With 11:44 left in the period, Mathieu Dandenault was called for elbowing. Detroit’s problems were compounded just 22 seconds later, when Steve Yzerman was given a penalty for high-sticking. The Flames’ Dean McAmmond was able to capitalize on the 5-on-3 opportunity, getting the puck past Dominek Hasek.

Calgary got another 5-on-3 opportunity just moments later. With 6:29 left in the period, Kuznetsov was called for cross-checking. Yzerman made a beautiful breakaway attempt in the short-lived 5-on-4 situation, but Turek was able to deflect the puck. Brett Hull received a tripping penalty at 5:56, and Calgary’s Scott Nichol was able to score on Hasek.

Calgary got another 5-on-3 opportunity just moments later. With 6:29 left in the period, Kuznetsov was called for cross-checking. Yzerman made a beautiful breakaway attempt in the short-lived 5-on-4 situation, but Turek was able to deflect the puck. Brett Hull received a tripping penalty at 5:56, and Calgary’s Scott Nichol was able to score on Hasek.

Darren McCarty, just back from a shoulder injury, elbowed Ron Petrovicky, most likely because Petrovicky had speared the back of his leg with the stick. The referees didn’t see that part, however, and McCarty was given a 5 minute major penalty and a game misconduct, and sent off to the locker room. The resulting Calgary power play was partially cancelled when Craig Conroy took a 2 minute hooking penalty.

The Flames were able to score an even strength goal 3:50 into the third period, with Igor Kravchuk picking up the rebound and sneaking it in behind Hasek, despite Frederick Olausson’s attempt to block the shot.

Kravchuk then took a cross-checking penalty 6:08 into the period, and Detroit’s power play unit kicked into action. Shanahan picked up the puck from where it had slipped away from Turek’s glove, waited for an opportunity, and fired it home.

The game could have changed for the Wings after that, but it was not to be. Shanahan was given a boarding penalty with 7:05 left in the game. Yzerman and Hull attempted to score short-handed, but Iginla picked up the puck and got it past Hasek on a rebound.

Shanahan now leads the NHL in goals, with 5 goals in 3 games. Hasek stopped 29 of 33 shots, most of which came when Detroit was in penalty-killing mode.

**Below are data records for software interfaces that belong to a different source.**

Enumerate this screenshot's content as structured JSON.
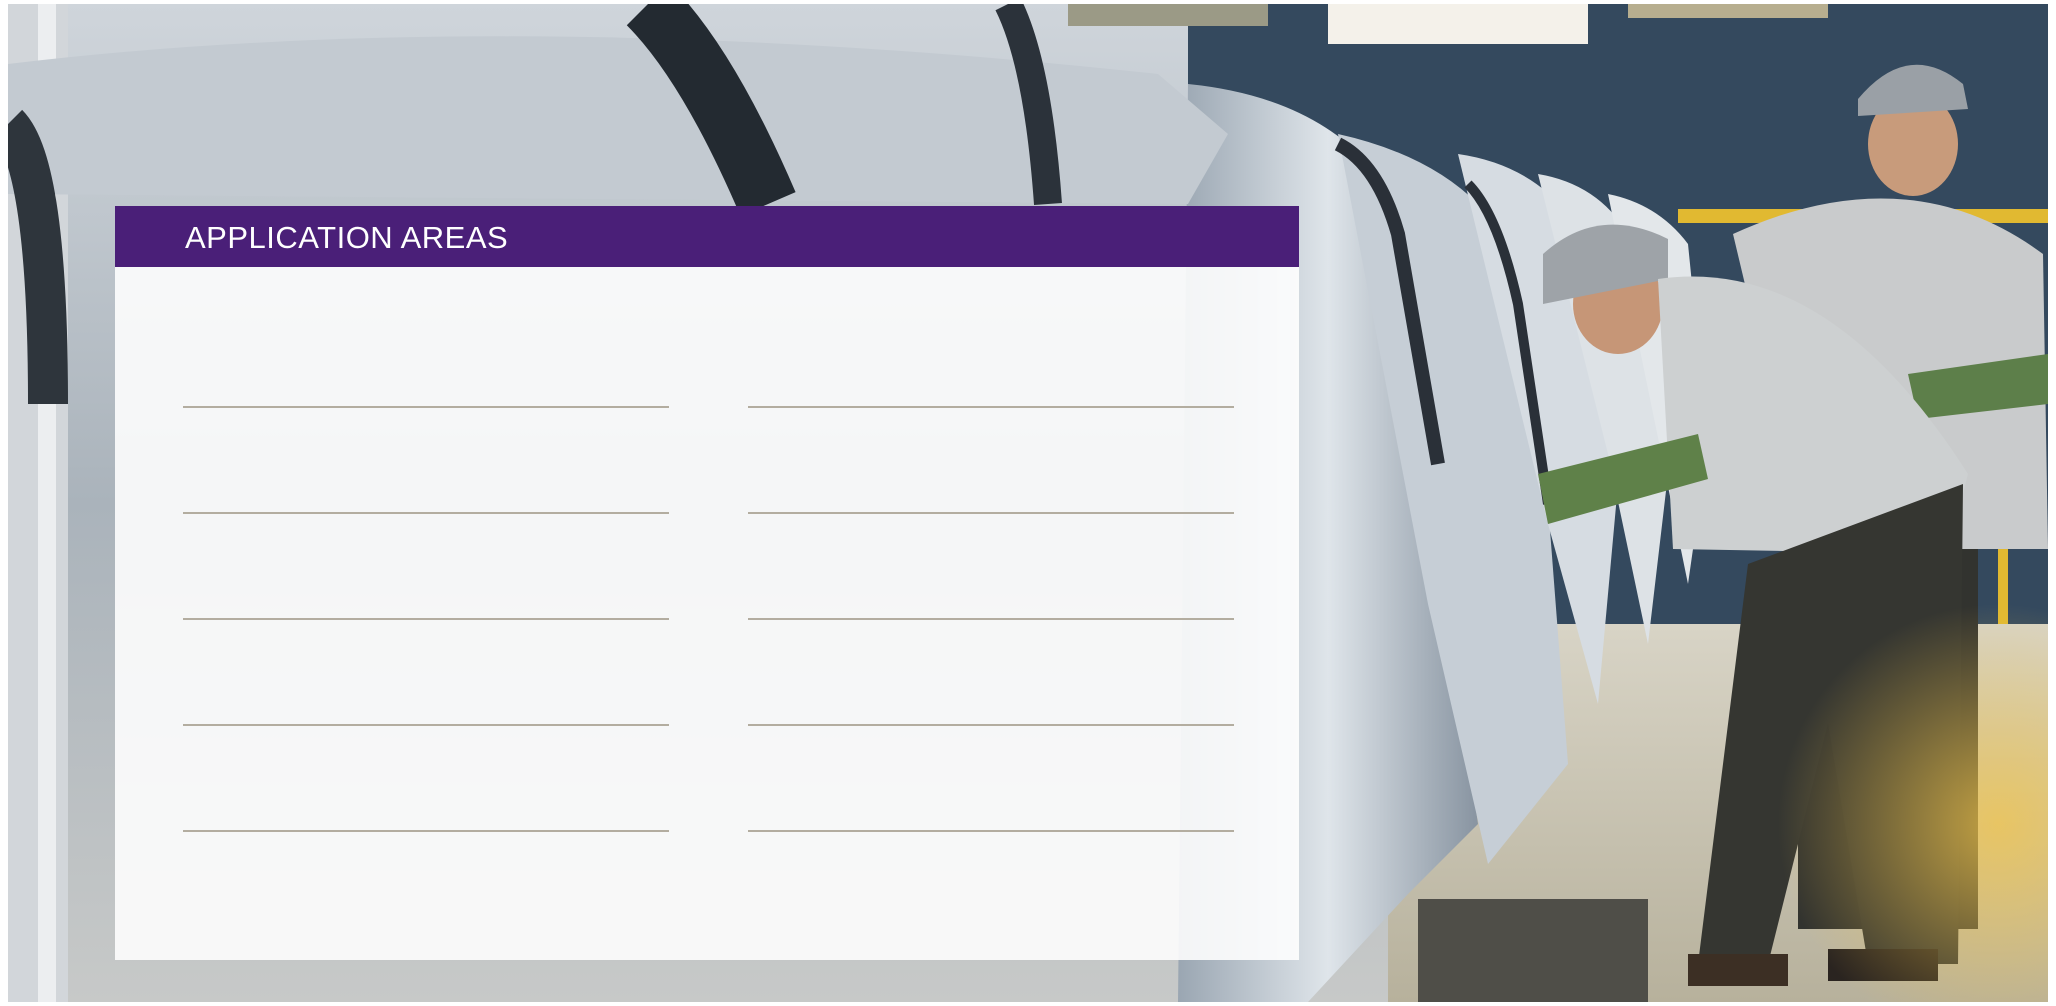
{
  "panel": {
    "title": "APPLICATION AREAS"
  },
  "entry_rows": {
    "left": [
      "",
      "",
      "",
      "",
      ""
    ],
    "right": [
      "",
      "",
      "",
      "",
      ""
    ]
  },
  "colors": {
    "header": "#4a1f78",
    "header_text": "#ffffff",
    "line": "#b3ada0"
  }
}
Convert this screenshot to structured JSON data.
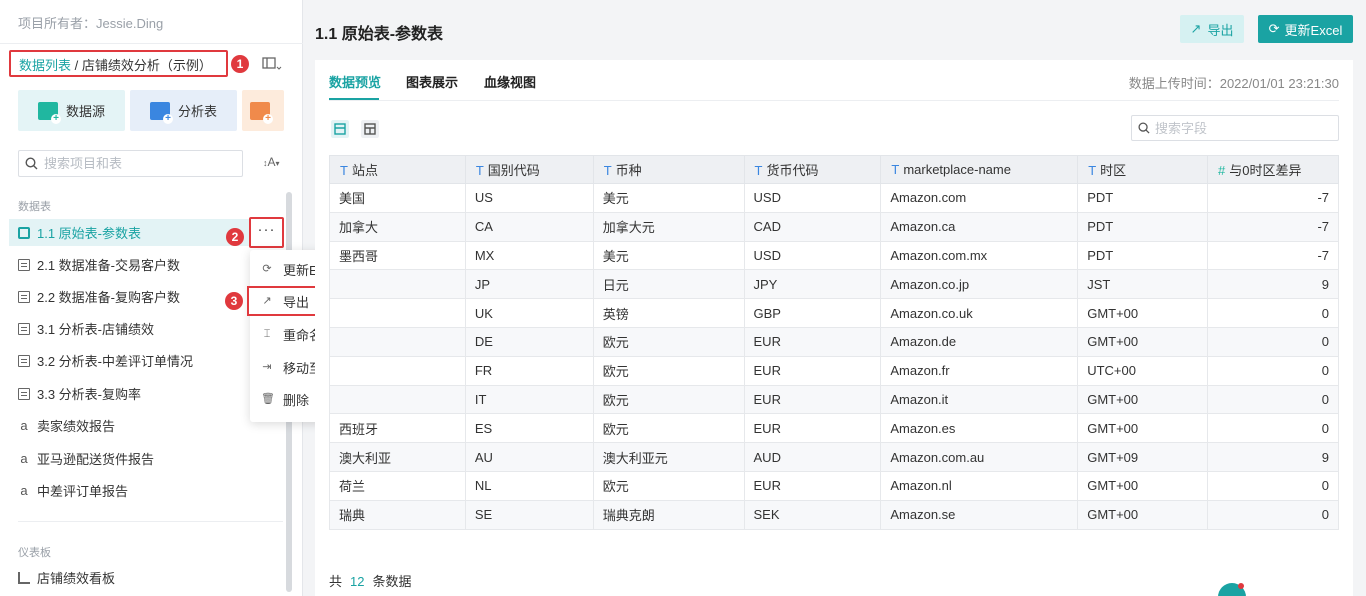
{
  "sidebar": {
    "owner": "项目所有者：Jessie.Ding",
    "breadcrumb": {
      "root": "数据列表",
      "sep": " / ",
      "current": "店铺绩效分析（示例）"
    },
    "quick_buttons": [
      "数据源",
      "分析表"
    ],
    "search_placeholder": "搜索项目和表",
    "sort_label": "A",
    "section_tables": "数据表",
    "items": [
      {
        "label": "1.1 原始表-参数表",
        "icon": "database-icon"
      },
      {
        "label": "2.1 数据准备-交易客户数",
        "icon": "table-doc-icon"
      },
      {
        "label": "2.2 数据准备-复购客户数",
        "icon": "table-doc-icon"
      },
      {
        "label": "3.1 分析表-店铺绩效",
        "icon": "table-doc-icon"
      },
      {
        "label": "3.2 分析表-中差评订单情况",
        "icon": "table-doc-icon"
      },
      {
        "label": "3.3 分析表-复购率",
        "icon": "table-doc-icon"
      },
      {
        "label": "卖家绩效报告",
        "icon": "text-a-icon"
      },
      {
        "label": "亚马逊配送货件报告",
        "icon": "text-a-icon"
      },
      {
        "label": "中差评订单报告",
        "icon": "text-a-icon"
      }
    ],
    "more_label": "···",
    "section_dashboards": "仪表板",
    "dashboard_items": [
      {
        "label": "店铺绩效看板"
      }
    ]
  },
  "badges": [
    "1",
    "2",
    "3"
  ],
  "context_menu": [
    "更新Excel",
    "导出",
    "重命名",
    "移动至",
    "删除"
  ],
  "main": {
    "title": "1.1 原始表-参数表",
    "export_label": "导出",
    "update_label": "更新Excel",
    "tabs": [
      "数据预览",
      "图表展示",
      "血缘视图"
    ],
    "upload_time": "数据上传时间：2022/01/01 23:21:30",
    "field_search_placeholder": "搜索字段",
    "columns": [
      {
        "type": "T",
        "name": "站点"
      },
      {
        "type": "T",
        "name": "国别代码"
      },
      {
        "type": "T",
        "name": "币种"
      },
      {
        "type": "T",
        "name": "货币代码"
      },
      {
        "type": "T",
        "name": "marketplace-name"
      },
      {
        "type": "T",
        "name": "时区"
      },
      {
        "type": "#",
        "name": "与0时区差异"
      }
    ],
    "rows": [
      [
        "美国",
        "US",
        "美元",
        "USD",
        "Amazon.com",
        "PDT",
        "-7"
      ],
      [
        "加拿大",
        "CA",
        "加拿大元",
        "CAD",
        "Amazon.ca",
        "PDT",
        "-7"
      ],
      [
        "墨西哥",
        "MX",
        "美元",
        "USD",
        "Amazon.com.mx",
        "PDT",
        "-7"
      ],
      [
        "",
        "JP",
        "日元",
        "JPY",
        "Amazon.co.jp",
        "JST",
        "9"
      ],
      [
        "",
        "UK",
        "英镑",
        "GBP",
        "Amazon.co.uk",
        "GMT+00",
        "0"
      ],
      [
        "",
        "DE",
        "欧元",
        "EUR",
        "Amazon.de",
        "GMT+00",
        "0"
      ],
      [
        "",
        "FR",
        "欧元",
        "EUR",
        "Amazon.fr",
        "UTC+00",
        "0"
      ],
      [
        "",
        "IT",
        "欧元",
        "EUR",
        "Amazon.it",
        "GMT+00",
        "0"
      ],
      [
        "西班牙",
        "ES",
        "欧元",
        "EUR",
        "Amazon.es",
        "GMT+00",
        "0"
      ],
      [
        "澳大利亚",
        "AU",
        "澳大利亚元",
        "AUD",
        "Amazon.com.au",
        "GMT+09",
        "9"
      ],
      [
        "荷兰",
        "NL",
        "欧元",
        "EUR",
        "Amazon.nl",
        "GMT+00",
        "0"
      ],
      [
        "瑞典",
        "SE",
        "瑞典克朗",
        "SEK",
        "Amazon.se",
        "GMT+00",
        "0"
      ]
    ],
    "footer": {
      "prefix": "共",
      "count": "12",
      "suffix": "条数据"
    }
  },
  "colors": {
    "accent": "#1aa3a3",
    "highlight": "#e0393e"
  }
}
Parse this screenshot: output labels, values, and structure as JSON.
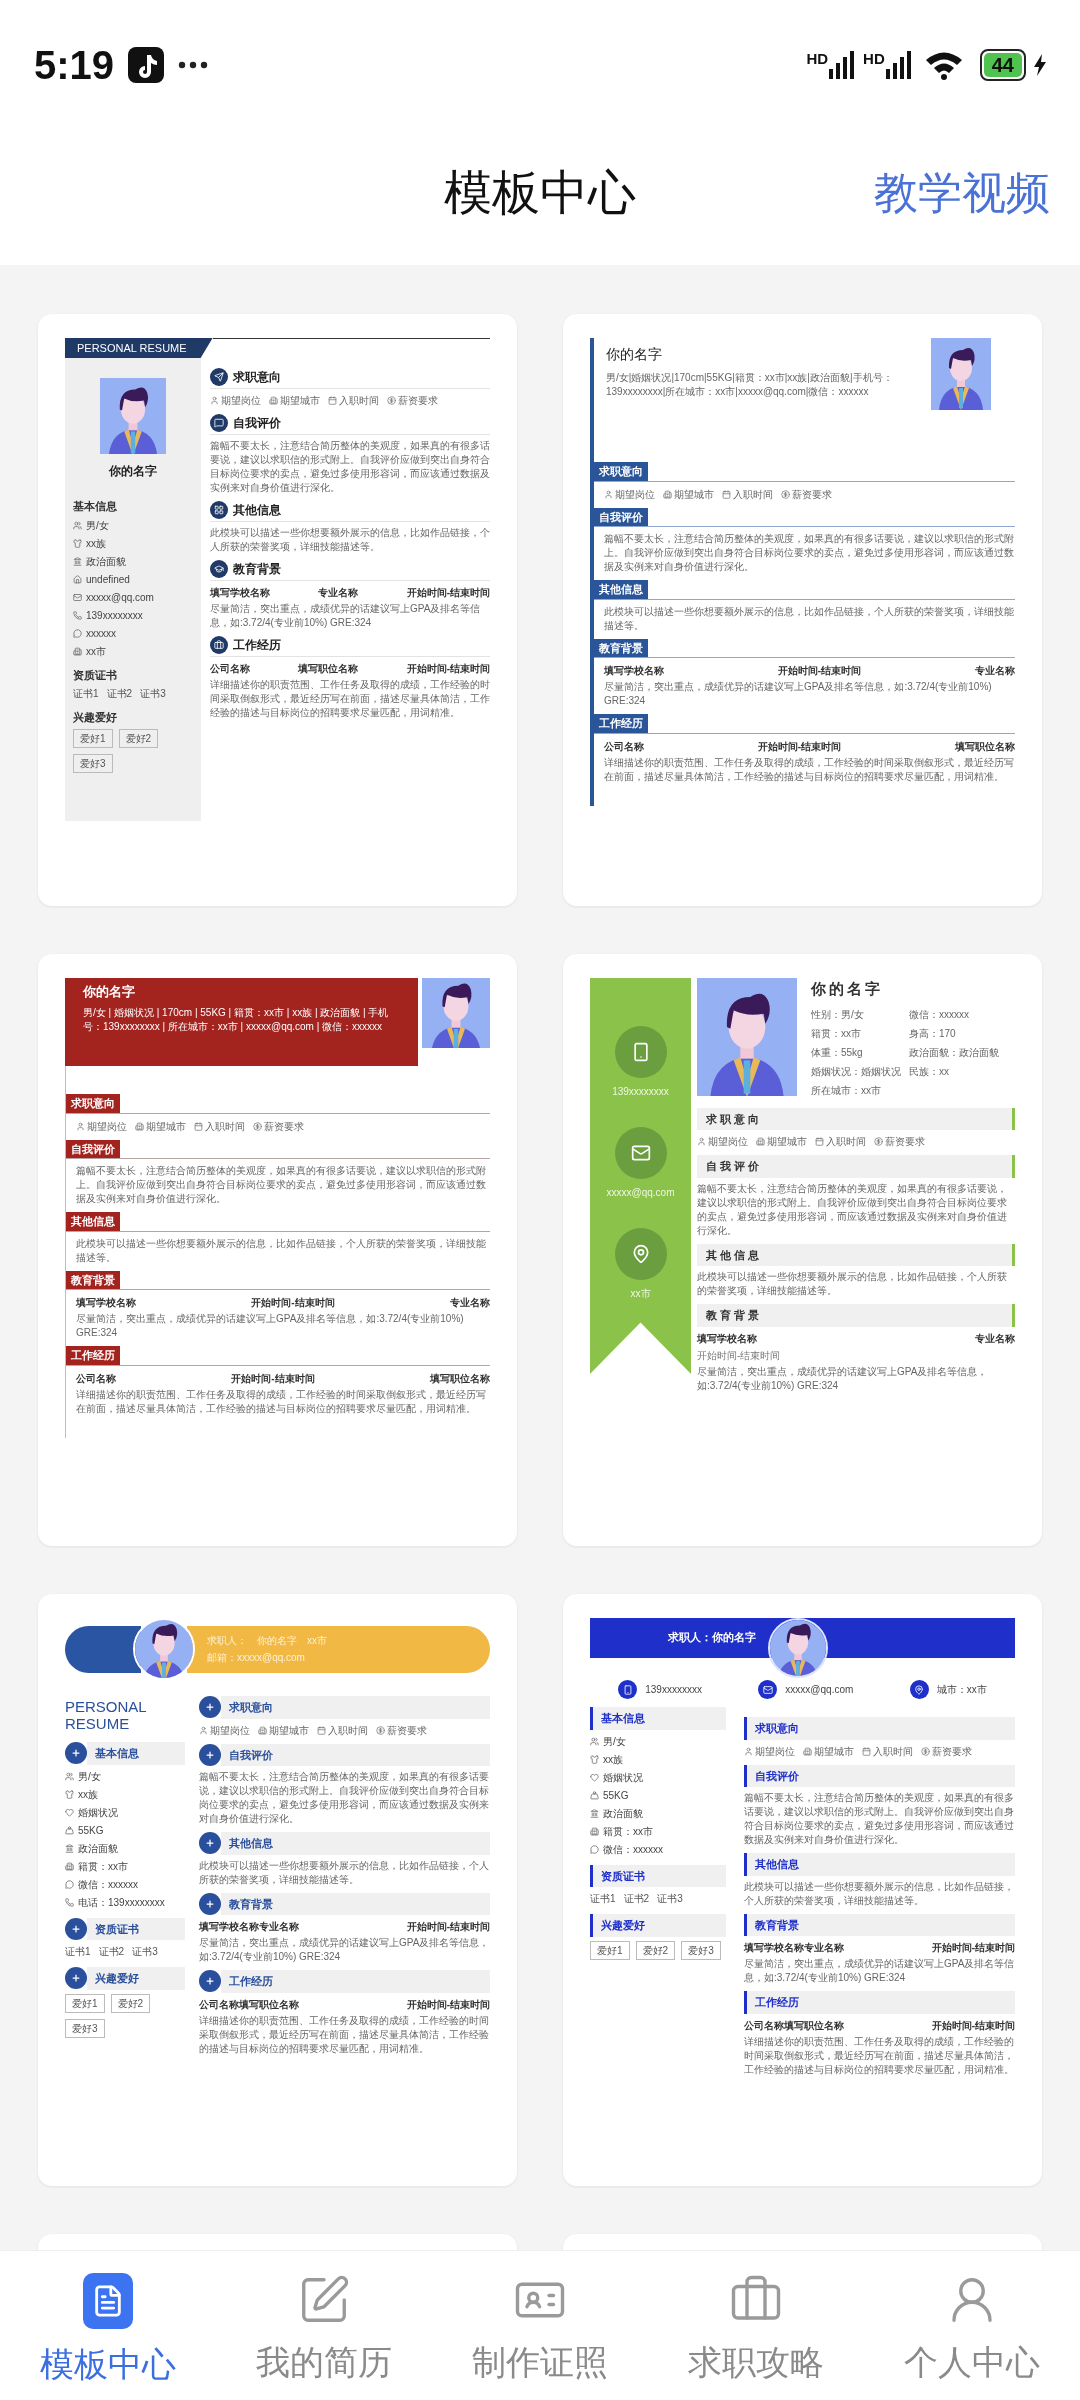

Would the game have gone in Detroit’s favor had the penalties not fallen so hard and so fast? Perhaps. Perhaps not. Even a team starring nine future Hall-of-Famers is still going to lose some of the games. Even the Red Wings have to be human once in awhile.